Typically, you can apply the saying “less is more” to all aspects of your website. Nobody wants to read through a bunch of fluff or look around a cluttered site for the information they need. This is especially true on a compact, mobile-device display. Keep your number of form fields to the bare minimum, use straightforward language, and keep all other elements of your design simple.
CTA Form Design
Almost all web forms include a call-to-action (CTA) of some kind. The more clicks on your CTA button — which might read something like “Learn More”, “Get More Conversions Now”, or “Download Now” — the greater your potential for acquiring a new lead or customer. The design of your CTA is critical … otherwise, why would someone want to “learn more” or “download” your product, let alone even notice a CTA on your page?
Before we dive into the different CTA form design factors you’ll want to consider when creating your own CTA, let’s quickly review what a CTA actually is.
What is a CTA?
HubSpot describes a CTA, or call-to-action, as “...a button or link placed on a website to drive prospective customers to convert to leads via a landing page form.”
A CTA should be placed in an easy-to-spot location on your web form. In addition to a web form, a CTA might be placed on a web page, a blog post, or in an email. Your CTA should look nice, grab your visitor’s attention, and employ a minimalist design so your visitor can quickly understand what your offer includes.
Five CTA Design Factors to Consider
Now, let’s review five different aspects of CTA design: size, action button, font, special effects, and placement.
1. CTA size
If your CTA is too small, you risk having someone miss it completely. If your CTA is too large, you risk coming off as spammy, unprofessional, and pushy.
When determining the size of your CTA, look at the entire web page. You don’t want it to feel cluttered, but you also want to ensure your visitors organically notice your CTA while browsing the page or form.
2. Action button
Every CTA has an action button (hence the name call-to-action). That action button is the thing that your visitors actually click to “Download Now” or “Learn More” — so, the way it looks and what it says matters quite a bit.
Your action button should stand out. You don’t want anyone to wonder whether or not they’re clicking the correct button. You should also use concise, direct, action-oriented, and impactful language so your visitors know without question what they are getting out of your CTA.
Have you ever been looking at website content and realized how much you had to strain your eyes to actually read the content? Whether it’s size, typography, or color, your font plays a big role in a visitor’s experience.
And with something as important as a CTA, which impacts your conversions and sales directly, you don’t have any room for mistakes, such as choosing the a font that’s too small or difficult to read. Implement an easy-to-read font that works with the color, style, and size of your CTA.
4. Special effects

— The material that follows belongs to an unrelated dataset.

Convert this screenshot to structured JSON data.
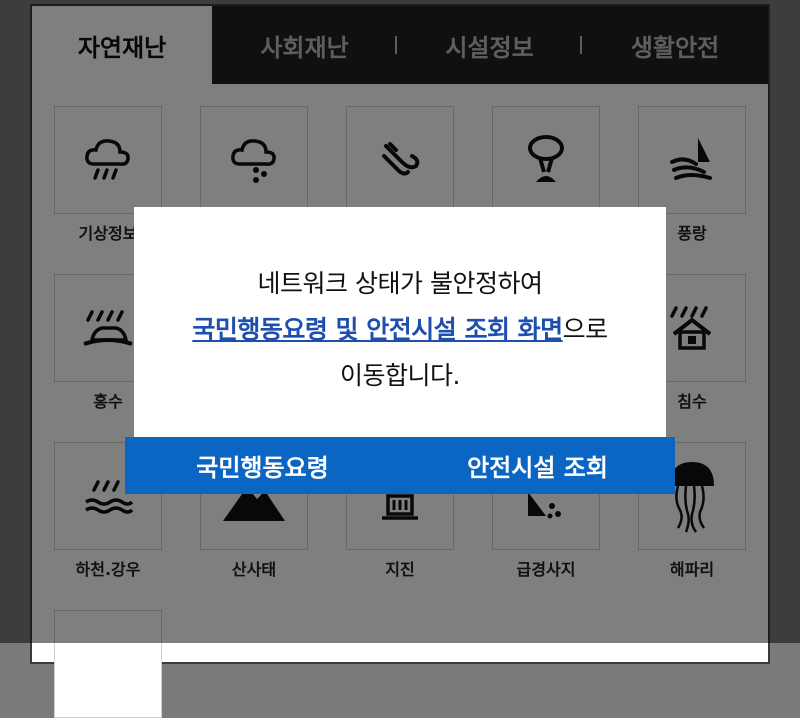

When I say “special effects”, I’m not referring to the special effects in movies or videos. I’m talking about special effects that you can easily add to your CTA to create a more eye-catching design. For example, beveled edges, drop shadows, rounded corners, arrows, and gradients are all simple ways to create a CTA that visitors will click.

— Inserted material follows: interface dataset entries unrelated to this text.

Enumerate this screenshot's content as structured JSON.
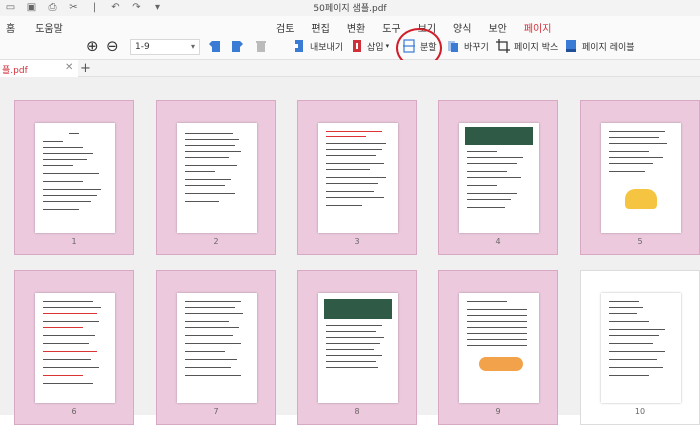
{
  "titlebar": {
    "title": "50페이지 샘플.pdf"
  },
  "menu": {
    "left": [
      "홈",
      "도움말"
    ],
    "tabs": [
      "검토",
      "편집",
      "변환",
      "도구",
      "보기",
      "양식",
      "보안",
      "페이지"
    ],
    "active_tab": "페이지"
  },
  "toolbar": {
    "page_range": "1-9",
    "export": "내보내기",
    "insert": "삽입",
    "split": "분할",
    "replace": "바꾸기",
    "page_box": "페이지 박스",
    "page_label": "페이지 레이블"
  },
  "tabs": {
    "file": "플.pdf"
  },
  "pages": [
    "1",
    "2",
    "3",
    "4",
    "5",
    "6",
    "7",
    "8",
    "9",
    "10"
  ],
  "colors": {
    "accent": "#d0303a",
    "thumb_bg": "#ecc9dd",
    "highlight": "#d01e2a"
  }
}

The placement of your CTA is important because you want visitors to see it organically while working through your form. The point of including a CTA on your web page or form is to get your visitors to naturally stumble upon it while they’re on your site or completing your form fields — nobody should ever have to search around for a CTA. That would defeat its purpose.
To learn about some great CTA examples, check out this blog post.
No matter what type of business you run or work for, chances are you have at least one type of web form on your site. By applying these form design tips that enhance UX, as well as UI design, mobile form design, and CTA design, you’ll provide your visitors with a reliable and positive experience that helps you boost conversions. So, think about the forms that you need to include on your site and begin implementing design tips and takeaways that apply best to your business’ needs and goals.
Originally published Aug 2, 2018 6:00:00 AM, updated January 15 2019